Equality and Opportunity

The US is no longer the land of opportunity.  If you want that, move to the Nordic countries.

The vertical axis on this chart is a measure of how likely you are to have an income that differs from that of your parents.  The horizontal line is the usual measure of income inequality.  So if you live in the UK or the US I recommend picking good parents.


Economic growth v.s. social well being

Over the years I’ve spent a lot of time thinking, reading, etc. about economic inequality.    This talk (ted)  is amazing, and in a sense it comes down to this chart, which answers a key question: what is income inequality correlated with?

So we now know that income inequality has high social costs, or to say it in a more technical way inequality is negatively correlated with social welfare.  I don’t know that would surprise most people.    A society where the lower classes are more distant from the upper classes is going to have greater social stress – at least I don’t see that as surprising.

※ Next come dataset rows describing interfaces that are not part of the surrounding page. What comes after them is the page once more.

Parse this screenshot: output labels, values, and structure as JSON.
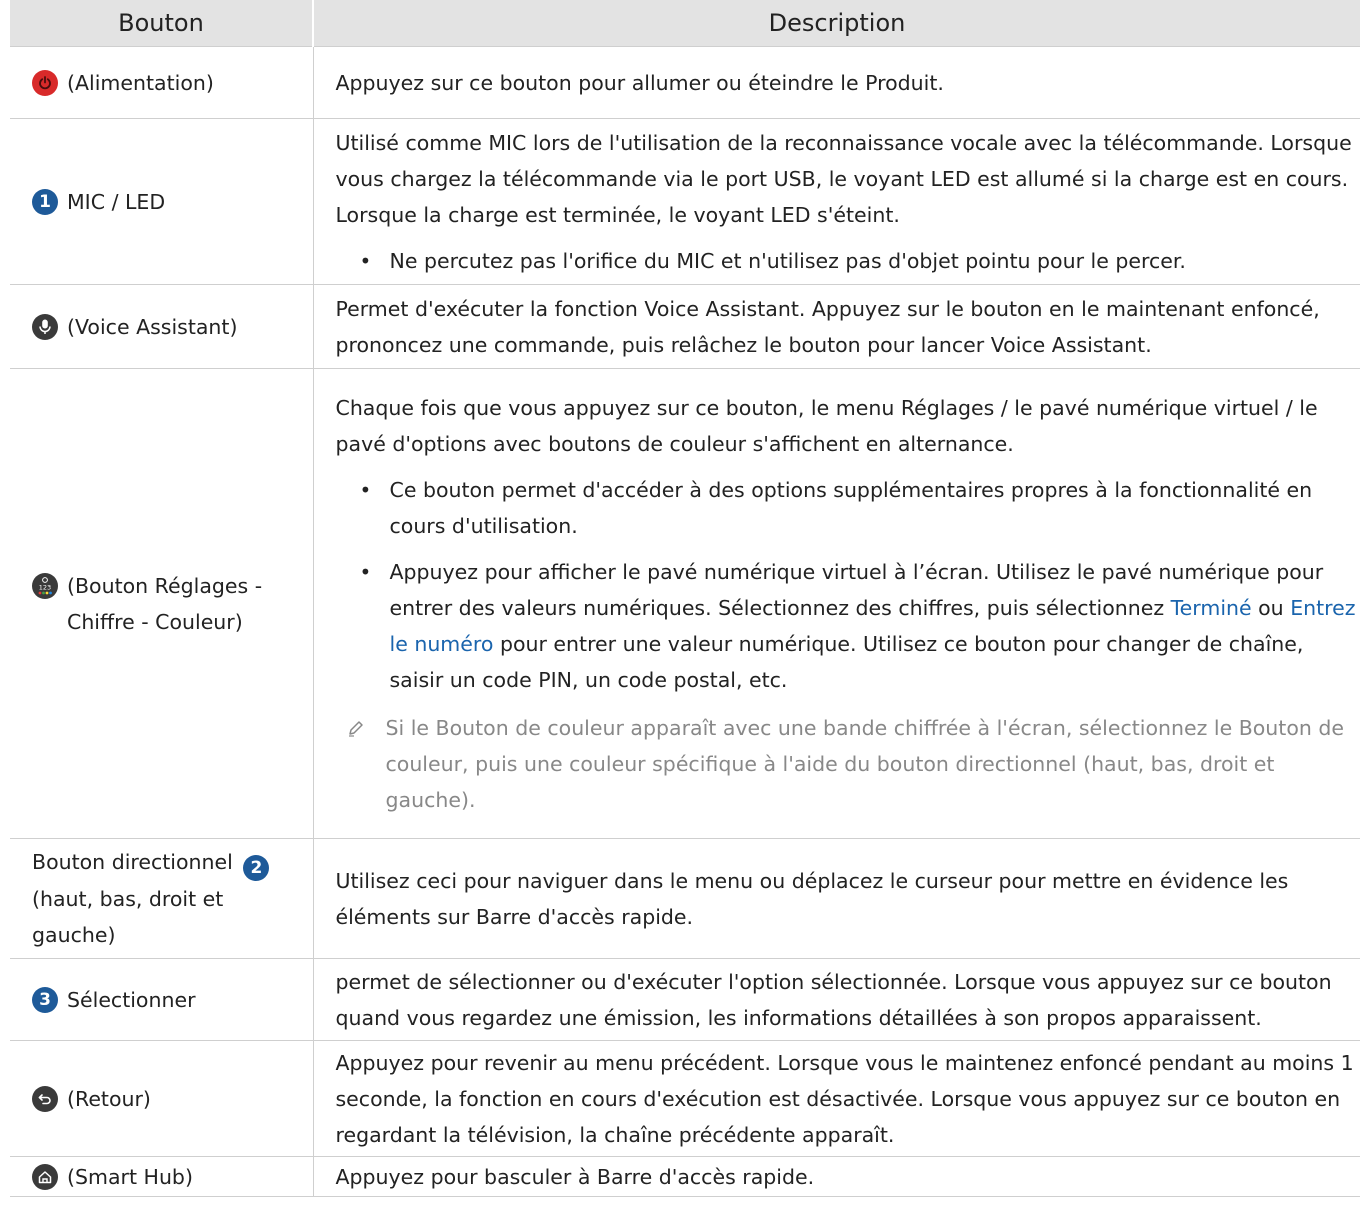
{
  "header": {
    "col1": "Bouton",
    "col2": "Description"
  },
  "colors": {
    "power": "#d82a2a",
    "icon_dark": "#3a3a3a",
    "number_badge": "#1e5a99",
    "link": "#1a64ad",
    "note": "#888888"
  },
  "rows": [
    {
      "icon": "power-icon",
      "label": "(Alimentation)",
      "desc": "Appuyez sur ce bouton pour allumer ou éteindre le Produit."
    },
    {
      "icon": "number-1-badge",
      "badge": "1",
      "label": "MIC / LED",
      "desc": "Utilisé comme MIC lors de l'utilisation de la reconnaissance vocale avec la télécommande. Lorsque vous chargez la télécommande via le port USB, le voyant LED est allumé si la charge est en cours. Lorsque la charge est terminée, le voyant LED s'éteint.",
      "bullet": "Ne percutez pas l'orifice du MIC et n'utilisez pas d'objet pointu pour le percer."
    },
    {
      "icon": "microphone-icon",
      "label": "(Voice Assistant)",
      "desc": "Permet d'exécuter la fonction Voice Assistant. Appuyez sur le bouton en le maintenant enfoncé, prononcez une commande, puis relâchez le bouton pour lancer Voice Assistant."
    },
    {
      "icon": "settings-number-color-icon",
      "label_line1": "(Bouton Réglages -",
      "label_line2": "Chiffre - Couleur)",
      "desc": "Chaque fois que vous appuyez sur ce bouton, le menu Réglages / le pavé numérique virtuel / le pavé d'options avec boutons de couleur s'affichent en alternance.",
      "bullet1": "Ce bouton permet d'accéder à des options supplémentaires propres à la fonctionnalité en cours d'utilisation.",
      "bullet2_a": "Appuyez pour afficher le pavé numérique virtuel à l’écran. Utilisez le pavé numérique pour entrer des valeurs numériques. Sélectionnez des chiffres, puis sélectionnez ",
      "bullet2_link1": "Terminé",
      "bullet2_b": " ou ",
      "bullet2_link2": "Entrez le numéro",
      "bullet2_c": " pour entrer une valeur numérique. Utilisez ce bouton pour changer de chaîne, saisir un code PIN, un code postal, etc.",
      "note": "Si le Bouton de couleur apparaît avec une bande chiffrée à l'écran, sélectionnez le Bouton de couleur, puis une couleur spécifique à l'aide du bouton directionnel (haut, bas, droit et gauche)."
    },
    {
      "icon": "number-2-badge",
      "badge": "2",
      "label_line1": "Bouton directionnel",
      "label_line2": "(haut, bas, droit et",
      "label_line3": "gauche)",
      "desc": "Utilisez ceci pour naviguer dans le menu ou déplacez le curseur pour mettre en évidence les éléments sur Barre d'accès rapide."
    },
    {
      "icon": "number-3-badge",
      "badge": "3",
      "label": "Sélectionner",
      "desc": "permet de sélectionner ou d'exécuter l'option sélectionnée. Lorsque vous appuyez sur ce bouton quand vous regardez une émission, les informations détaillées à son propos apparaissent."
    },
    {
      "icon": "return-icon",
      "label": "(Retour)",
      "desc": "Appuyez pour revenir au menu précédent. Lorsque vous le maintenez enfoncé pendant au moins 1 seconde, la fonction en cours d'exécution est désactivée. Lorsque vous appuyez sur ce bouton en regardant la télévision, la chaîne précédente apparaît."
    },
    {
      "icon": "home-icon",
      "label": "(Smart Hub)",
      "desc": "Appuyez pour basculer à Barre d'accès rapide."
    }
  ]
}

But what else is income inequality correlated with?    There is a very scary possibility:  That inequality drives greater economic growth.  Not hard to make up an insta-theory for that: e.g. that the social gradient drives people to strive, and this drives significant economic growth.  Or, that economy’s of scale assure that larger systems will lead to higher growth, and those large systems are naturally inclined to concentrate wealth in their owners.

That would be really horrific.  A Hobson’ choice: pick one economic growth or social well-being.  If you don’t pick the norms that lead to highest growth other nations will then run grow you.  That’s not good, because with growth and scale comes power.   And, societies that grow faster carry their social norms carried along with them.  They become the standard.

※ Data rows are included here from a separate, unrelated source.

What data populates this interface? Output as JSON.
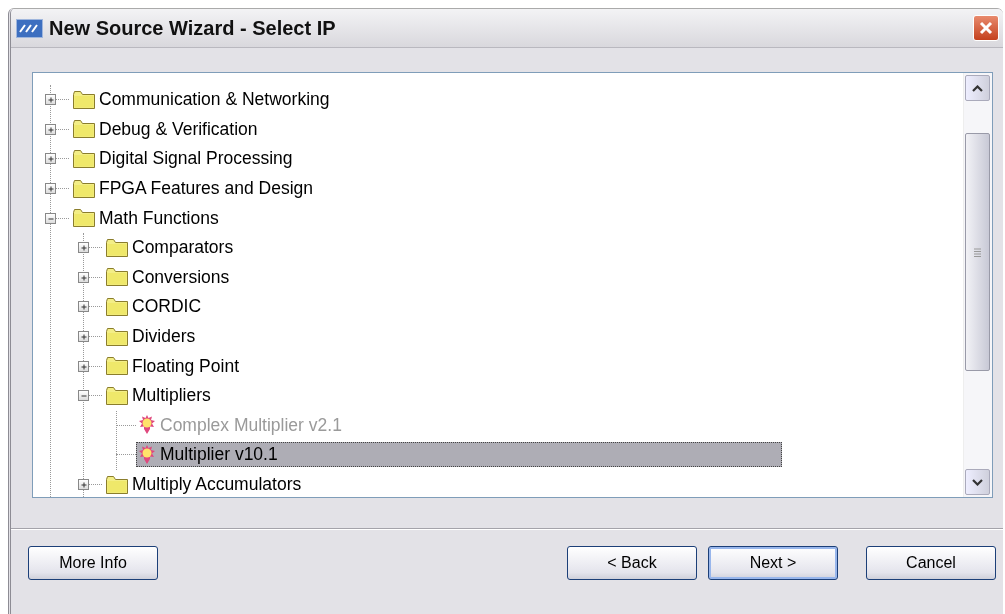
{
  "window": {
    "title": "New Source Wizard - Select IP"
  },
  "tree": [
    {
      "label": "Communication & Networking",
      "kind": "folder",
      "expanded": false,
      "selected": false,
      "disabled": false
    },
    {
      "label": "Debug & Verification",
      "kind": "folder",
      "expanded": false,
      "selected": false,
      "disabled": false
    },
    {
      "label": "Digital Signal Processing",
      "kind": "folder",
      "expanded": false,
      "selected": false,
      "disabled": false
    },
    {
      "label": "FPGA Features and Design",
      "kind": "folder",
      "expanded": false,
      "selected": false,
      "disabled": false
    },
    {
      "label": "Math Functions",
      "kind": "folder",
      "expanded": true,
      "selected": false,
      "disabled": false,
      "children": [
        {
          "label": "Comparators",
          "kind": "folder",
          "expanded": false,
          "selected": false,
          "disabled": false
        },
        {
          "label": "Conversions",
          "kind": "folder",
          "expanded": false,
          "selected": false,
          "disabled": false
        },
        {
          "label": "CORDIC",
          "kind": "folder",
          "expanded": false,
          "selected": false,
          "disabled": false
        },
        {
          "label": "Dividers",
          "kind": "folder",
          "expanded": false,
          "selected": false,
          "disabled": false
        },
        {
          "label": "Floating Point",
          "kind": "folder",
          "expanded": false,
          "selected": false,
          "disabled": false
        },
        {
          "label": "Multipliers",
          "kind": "folder",
          "expanded": true,
          "selected": false,
          "disabled": false,
          "children": [
            {
              "label": "Complex Multiplier v2.1",
              "kind": "core",
              "selected": false,
              "disabled": true
            },
            {
              "label": "Multiplier v10.1",
              "kind": "core",
              "selected": true,
              "disabled": false
            }
          ]
        },
        {
          "label": "Multiply Accumulators",
          "kind": "folder",
          "expanded": false,
          "selected": false,
          "disabled": false
        }
      ]
    }
  ],
  "buttons": [
    {
      "label": "More Info",
      "kind": "plain"
    },
    {
      "label": "< Back",
      "kind": "plain"
    },
    {
      "label": "Next >",
      "kind": "default"
    },
    {
      "label": "Cancel",
      "kind": "plain"
    }
  ]
}
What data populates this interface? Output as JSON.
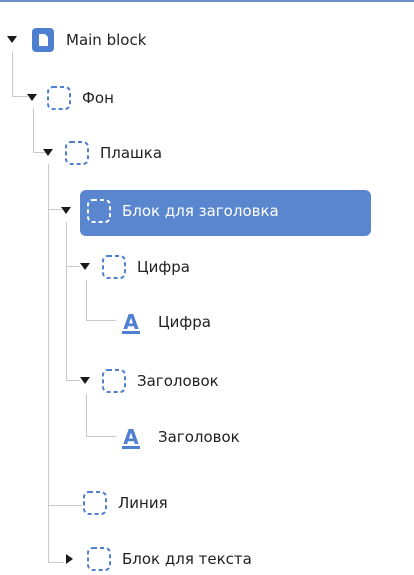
{
  "tree": {
    "main_block": {
      "label": "Main block",
      "icon": "document-icon",
      "expanded": true
    },
    "fon": {
      "label": "Фон",
      "icon": "frame-icon",
      "expanded": true
    },
    "plashka": {
      "label": "Плашка",
      "icon": "frame-icon",
      "expanded": true
    },
    "blok_zagolovka": {
      "label": "Блок для заголовка",
      "icon": "frame-icon",
      "expanded": true,
      "selected": true
    },
    "cifra_group": {
      "label": "Цифра",
      "icon": "frame-icon",
      "expanded": true
    },
    "cifra_text": {
      "label": "Цифра",
      "icon": "text-layer-icon"
    },
    "zagolovok_group": {
      "label": "Заголовок",
      "icon": "frame-icon",
      "expanded": true
    },
    "zagolovok_text": {
      "label": "Заголовок",
      "icon": "text-layer-icon"
    },
    "liniya": {
      "label": "Линия",
      "icon": "frame-icon"
    },
    "blok_teksta": {
      "label": "Блок для текста",
      "icon": "frame-icon",
      "expanded": false
    }
  },
  "colors": {
    "accent": "#5a86cf",
    "icon_blue": "#4f7fd0",
    "selected_text": "#ffffff",
    "connector": "#c9c9c9"
  }
}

So, it’s a very important question.  And you’d think there would be libraries full of research on this question.  There are not.  Pick your insta-theory for why that is.  As far as I can tell the data seems to suggest that growth and inequality are inversely related.  Which is a relief.  It is very frustrating that this is not a settled question.

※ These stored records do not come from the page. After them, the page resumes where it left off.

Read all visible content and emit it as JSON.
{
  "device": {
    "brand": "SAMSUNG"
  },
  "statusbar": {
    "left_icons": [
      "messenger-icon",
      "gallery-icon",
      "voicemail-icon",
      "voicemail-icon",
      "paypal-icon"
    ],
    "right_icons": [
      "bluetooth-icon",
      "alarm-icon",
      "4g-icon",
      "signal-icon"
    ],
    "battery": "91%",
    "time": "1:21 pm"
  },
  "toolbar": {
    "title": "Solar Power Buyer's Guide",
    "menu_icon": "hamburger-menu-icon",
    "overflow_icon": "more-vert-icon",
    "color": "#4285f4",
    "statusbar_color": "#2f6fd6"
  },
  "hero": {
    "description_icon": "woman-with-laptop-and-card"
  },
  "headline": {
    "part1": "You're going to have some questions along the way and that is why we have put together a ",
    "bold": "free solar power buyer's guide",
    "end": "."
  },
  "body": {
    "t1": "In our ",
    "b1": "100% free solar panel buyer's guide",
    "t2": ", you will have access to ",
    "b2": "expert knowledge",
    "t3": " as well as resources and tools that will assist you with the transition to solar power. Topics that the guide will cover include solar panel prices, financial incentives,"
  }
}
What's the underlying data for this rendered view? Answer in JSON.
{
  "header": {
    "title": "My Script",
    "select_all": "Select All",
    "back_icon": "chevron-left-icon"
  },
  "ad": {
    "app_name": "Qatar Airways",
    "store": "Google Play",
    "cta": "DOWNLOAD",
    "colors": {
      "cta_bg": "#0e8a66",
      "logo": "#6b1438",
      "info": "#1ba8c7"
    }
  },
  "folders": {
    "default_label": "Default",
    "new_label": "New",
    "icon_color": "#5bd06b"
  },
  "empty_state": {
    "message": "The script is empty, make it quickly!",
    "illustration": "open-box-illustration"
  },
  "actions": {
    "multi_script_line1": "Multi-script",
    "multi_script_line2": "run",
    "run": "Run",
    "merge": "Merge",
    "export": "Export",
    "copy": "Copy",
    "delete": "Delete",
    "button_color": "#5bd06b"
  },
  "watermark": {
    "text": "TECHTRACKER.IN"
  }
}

Why Google’s Troubles Run Deep

This may be the only thing ( I’ve ever read that made me actually want to work at Google.  First off, ignore the stupid framing and scroll down to the actual content.
Let me pick some quotes.

Writing about Amazon: “Organizing into services taught teams not to trust each other in most of the same ways they’re not supposed to trust external developers”

Or writing about a fundamental truth: “Accessibility has an evil twin who, jilted by the unbalanced affection displayed by their parents in their youth, has grown into an equally powerful Arch-Nemesis (yes, there’s more than one nemesis to accessibility) named Security. And boy howdy are the two ever at odds.”

But then getting to Google’s deepest fundamental tragic flaw: “one last thing that Google doesn’t do well is Platforms” … “product is useless without a platform”  …  “.Google+ team took a look at the aftermarket and said: “Gosh, it looks like we need some … Let’s go contract someone to, um, write some… for us.”  … “Any teams that have successfully internalized the notion that they should be externally programmable platforms from the ground up are underdogs” … “The problem is that we’re a Product Company…”

ok, nevermind.  But,  I think it’s shockingly exactly right and in the long run it’s not a bad reason to short Google.

If I’ve peak’d your interest read the whole thing (see now)

I suspect this says something about  Hal Varian’s status in the senior leadership.  I presume he understands this.  But maybe not how fundamental it is.

where the money is

A useful chart:

Income is never distributed uniformly.  What matters is how severe that becomes.  Since what the top 10% want from their tax payments is fundamentally different from what the other 90% want this leads directly to class warfare.  Denying that isn’t insane.  The top 10% don’t need the government to provide: health, schools, etc. etc. — at least not outside their increasingly isolated enclaves.  Which in turn is why your schools, your healthcare suck, your safety net suck.